**PROBLEM REQUIREMENTS**
Read the records and gather each line that includes "download".

**DATASET ENTRIES**
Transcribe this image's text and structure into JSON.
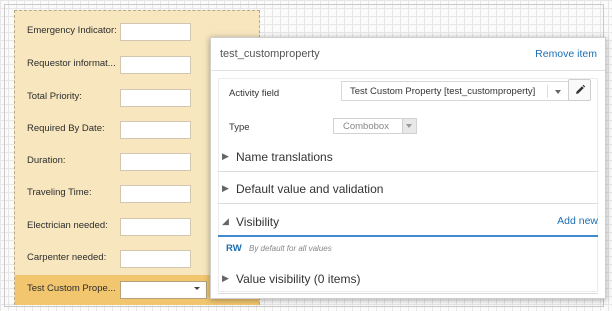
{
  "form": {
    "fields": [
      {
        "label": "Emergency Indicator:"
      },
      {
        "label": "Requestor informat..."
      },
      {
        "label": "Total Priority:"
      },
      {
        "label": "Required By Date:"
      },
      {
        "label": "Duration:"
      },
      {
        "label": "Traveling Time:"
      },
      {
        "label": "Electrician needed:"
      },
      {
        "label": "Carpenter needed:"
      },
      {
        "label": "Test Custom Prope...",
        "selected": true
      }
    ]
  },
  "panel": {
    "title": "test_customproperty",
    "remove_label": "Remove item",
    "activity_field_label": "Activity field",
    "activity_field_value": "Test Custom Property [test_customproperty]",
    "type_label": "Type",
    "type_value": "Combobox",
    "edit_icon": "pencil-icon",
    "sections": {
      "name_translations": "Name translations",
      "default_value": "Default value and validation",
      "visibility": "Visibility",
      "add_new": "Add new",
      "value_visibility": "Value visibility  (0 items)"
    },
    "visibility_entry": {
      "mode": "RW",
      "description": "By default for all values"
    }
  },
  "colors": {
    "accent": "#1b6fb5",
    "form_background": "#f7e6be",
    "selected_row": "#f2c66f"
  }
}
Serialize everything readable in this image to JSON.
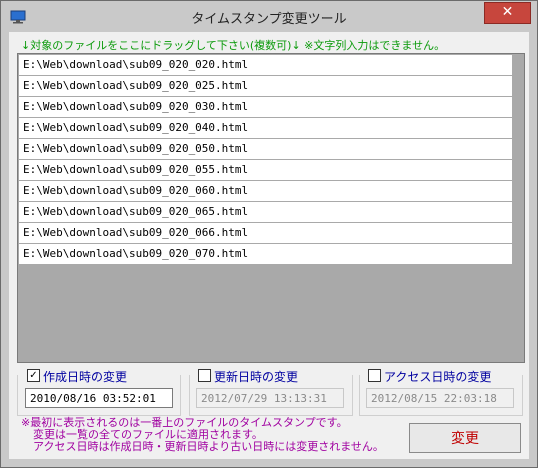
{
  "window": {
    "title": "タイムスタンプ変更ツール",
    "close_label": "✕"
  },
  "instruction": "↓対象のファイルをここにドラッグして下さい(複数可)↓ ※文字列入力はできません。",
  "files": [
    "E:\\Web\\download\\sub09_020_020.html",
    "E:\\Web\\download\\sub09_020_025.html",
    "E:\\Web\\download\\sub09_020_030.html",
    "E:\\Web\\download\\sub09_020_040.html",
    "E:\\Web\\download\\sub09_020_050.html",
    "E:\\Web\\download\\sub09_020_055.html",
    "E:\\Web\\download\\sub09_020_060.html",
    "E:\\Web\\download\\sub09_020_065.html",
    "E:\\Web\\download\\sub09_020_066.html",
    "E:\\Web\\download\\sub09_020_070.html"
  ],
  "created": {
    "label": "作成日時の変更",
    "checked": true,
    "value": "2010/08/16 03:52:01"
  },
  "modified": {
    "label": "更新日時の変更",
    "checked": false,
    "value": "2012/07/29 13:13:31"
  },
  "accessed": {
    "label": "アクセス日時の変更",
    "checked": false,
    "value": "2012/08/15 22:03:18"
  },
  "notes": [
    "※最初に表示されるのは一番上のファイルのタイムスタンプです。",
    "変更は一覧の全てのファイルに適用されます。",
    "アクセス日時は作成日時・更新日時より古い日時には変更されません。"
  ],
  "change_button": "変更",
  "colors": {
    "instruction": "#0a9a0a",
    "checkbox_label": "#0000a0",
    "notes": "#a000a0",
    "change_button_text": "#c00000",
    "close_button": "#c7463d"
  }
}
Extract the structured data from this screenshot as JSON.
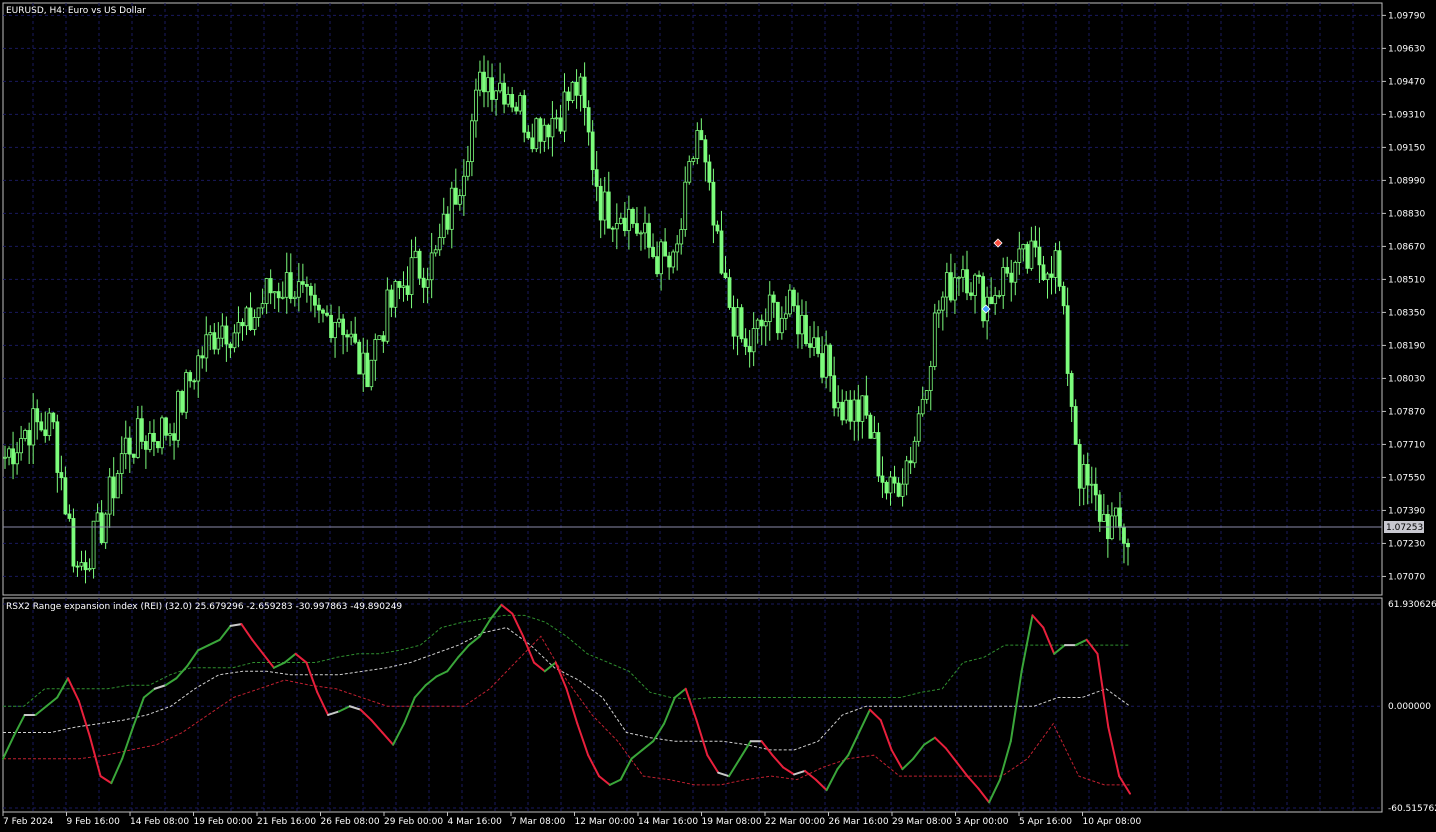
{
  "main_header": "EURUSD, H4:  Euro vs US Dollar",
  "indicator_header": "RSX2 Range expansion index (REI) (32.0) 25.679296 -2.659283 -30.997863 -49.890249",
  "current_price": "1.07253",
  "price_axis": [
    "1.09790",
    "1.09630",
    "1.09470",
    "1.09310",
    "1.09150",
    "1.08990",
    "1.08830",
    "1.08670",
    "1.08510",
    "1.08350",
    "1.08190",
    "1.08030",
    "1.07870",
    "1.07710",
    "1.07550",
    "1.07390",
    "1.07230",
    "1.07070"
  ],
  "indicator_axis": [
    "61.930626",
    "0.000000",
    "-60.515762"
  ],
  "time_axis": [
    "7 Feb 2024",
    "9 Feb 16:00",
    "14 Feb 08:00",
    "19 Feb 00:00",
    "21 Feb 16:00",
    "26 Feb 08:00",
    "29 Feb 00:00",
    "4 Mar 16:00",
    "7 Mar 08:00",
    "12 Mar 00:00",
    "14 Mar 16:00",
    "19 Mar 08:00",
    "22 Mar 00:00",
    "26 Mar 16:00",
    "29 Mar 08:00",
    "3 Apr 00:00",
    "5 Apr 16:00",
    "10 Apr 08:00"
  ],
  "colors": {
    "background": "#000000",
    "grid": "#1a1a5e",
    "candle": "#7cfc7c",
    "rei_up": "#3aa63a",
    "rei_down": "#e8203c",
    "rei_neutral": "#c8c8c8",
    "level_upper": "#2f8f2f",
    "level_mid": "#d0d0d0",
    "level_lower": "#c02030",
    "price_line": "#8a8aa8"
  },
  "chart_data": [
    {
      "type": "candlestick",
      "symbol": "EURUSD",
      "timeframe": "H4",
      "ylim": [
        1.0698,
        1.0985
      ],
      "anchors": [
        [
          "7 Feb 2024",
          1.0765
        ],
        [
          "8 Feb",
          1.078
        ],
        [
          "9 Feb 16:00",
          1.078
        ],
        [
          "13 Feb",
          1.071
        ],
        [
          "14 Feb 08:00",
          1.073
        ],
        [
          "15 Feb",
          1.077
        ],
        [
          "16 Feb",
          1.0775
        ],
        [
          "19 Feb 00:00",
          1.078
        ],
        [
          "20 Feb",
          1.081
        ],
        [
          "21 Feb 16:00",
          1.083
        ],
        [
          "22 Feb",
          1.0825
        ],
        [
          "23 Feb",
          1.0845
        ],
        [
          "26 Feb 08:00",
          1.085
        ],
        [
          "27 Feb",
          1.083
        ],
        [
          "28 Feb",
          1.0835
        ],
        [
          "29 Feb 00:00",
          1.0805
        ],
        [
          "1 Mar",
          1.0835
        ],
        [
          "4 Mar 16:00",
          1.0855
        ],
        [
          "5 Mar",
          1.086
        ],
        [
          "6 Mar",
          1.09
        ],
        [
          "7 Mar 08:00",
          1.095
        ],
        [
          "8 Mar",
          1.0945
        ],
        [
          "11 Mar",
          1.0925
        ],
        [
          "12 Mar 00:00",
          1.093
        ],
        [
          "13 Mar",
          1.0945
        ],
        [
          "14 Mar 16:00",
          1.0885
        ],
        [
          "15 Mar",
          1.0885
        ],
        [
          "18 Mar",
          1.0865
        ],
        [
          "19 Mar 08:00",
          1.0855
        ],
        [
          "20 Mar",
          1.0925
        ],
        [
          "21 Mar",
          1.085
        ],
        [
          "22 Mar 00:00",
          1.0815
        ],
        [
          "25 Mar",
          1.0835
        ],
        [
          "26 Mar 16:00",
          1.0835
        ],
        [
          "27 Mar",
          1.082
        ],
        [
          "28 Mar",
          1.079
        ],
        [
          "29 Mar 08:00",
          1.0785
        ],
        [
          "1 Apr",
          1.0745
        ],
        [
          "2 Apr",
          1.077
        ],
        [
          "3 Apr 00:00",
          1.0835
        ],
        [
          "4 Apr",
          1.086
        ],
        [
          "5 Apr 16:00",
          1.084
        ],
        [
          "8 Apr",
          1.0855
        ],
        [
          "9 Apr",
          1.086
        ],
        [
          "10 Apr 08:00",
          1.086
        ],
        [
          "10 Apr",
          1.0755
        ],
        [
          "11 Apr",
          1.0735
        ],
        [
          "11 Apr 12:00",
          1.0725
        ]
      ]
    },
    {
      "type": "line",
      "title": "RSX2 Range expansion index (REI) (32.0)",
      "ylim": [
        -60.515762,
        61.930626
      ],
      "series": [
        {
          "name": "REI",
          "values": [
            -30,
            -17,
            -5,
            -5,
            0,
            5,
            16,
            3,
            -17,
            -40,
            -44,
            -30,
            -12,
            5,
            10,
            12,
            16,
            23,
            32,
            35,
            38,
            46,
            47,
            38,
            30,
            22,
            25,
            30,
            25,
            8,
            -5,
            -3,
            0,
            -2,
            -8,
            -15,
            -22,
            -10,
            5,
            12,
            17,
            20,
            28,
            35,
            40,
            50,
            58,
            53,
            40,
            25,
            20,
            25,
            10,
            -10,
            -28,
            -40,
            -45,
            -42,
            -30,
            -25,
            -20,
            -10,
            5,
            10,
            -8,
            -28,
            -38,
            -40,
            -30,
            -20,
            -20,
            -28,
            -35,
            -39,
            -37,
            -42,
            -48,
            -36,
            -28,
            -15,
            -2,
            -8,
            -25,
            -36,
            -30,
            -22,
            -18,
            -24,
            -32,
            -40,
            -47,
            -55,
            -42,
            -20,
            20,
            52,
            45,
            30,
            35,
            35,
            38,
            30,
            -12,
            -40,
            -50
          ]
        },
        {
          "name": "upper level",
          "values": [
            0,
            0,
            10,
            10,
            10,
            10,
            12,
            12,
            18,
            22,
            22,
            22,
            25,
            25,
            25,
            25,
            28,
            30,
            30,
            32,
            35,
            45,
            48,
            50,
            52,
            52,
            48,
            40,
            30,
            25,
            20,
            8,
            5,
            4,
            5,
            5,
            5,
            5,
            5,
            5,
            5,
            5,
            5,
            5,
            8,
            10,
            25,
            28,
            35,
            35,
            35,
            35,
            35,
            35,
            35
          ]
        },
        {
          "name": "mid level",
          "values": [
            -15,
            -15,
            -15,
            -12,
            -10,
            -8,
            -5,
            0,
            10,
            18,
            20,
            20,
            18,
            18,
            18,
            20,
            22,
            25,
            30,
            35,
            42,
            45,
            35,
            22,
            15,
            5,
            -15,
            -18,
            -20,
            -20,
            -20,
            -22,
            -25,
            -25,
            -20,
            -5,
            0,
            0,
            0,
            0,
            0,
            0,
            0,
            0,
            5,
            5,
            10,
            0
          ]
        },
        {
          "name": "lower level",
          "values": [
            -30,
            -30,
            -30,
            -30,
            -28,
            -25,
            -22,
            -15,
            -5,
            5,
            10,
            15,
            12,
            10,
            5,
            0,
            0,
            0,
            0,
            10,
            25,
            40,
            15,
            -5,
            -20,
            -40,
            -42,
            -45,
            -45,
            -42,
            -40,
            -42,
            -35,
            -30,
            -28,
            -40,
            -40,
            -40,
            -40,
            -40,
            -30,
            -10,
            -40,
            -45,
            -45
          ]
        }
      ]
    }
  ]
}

**SOLUTION FOR THIS TASK**
    "E:\\Web\\download\\sub09_020_020.html",
    "E:\\Web\\download\\sub09_020_025.html",
    "E:\\Web\\download\\sub09_020_030.html",
    "E:\\Web\\download\\sub09_020_040.html",
    "E:\\Web\\download\\sub09_020_050.html",
    "E:\\Web\\download\\sub09_020_055.html",
    "E:\\Web\\download\\sub09_020_060.html",
    "E:\\Web\\download\\sub09_020_065.html",
    "E:\\Web\\download\\sub09_020_066.html",
    "E:\\Web\\download\\sub09_020_070.html"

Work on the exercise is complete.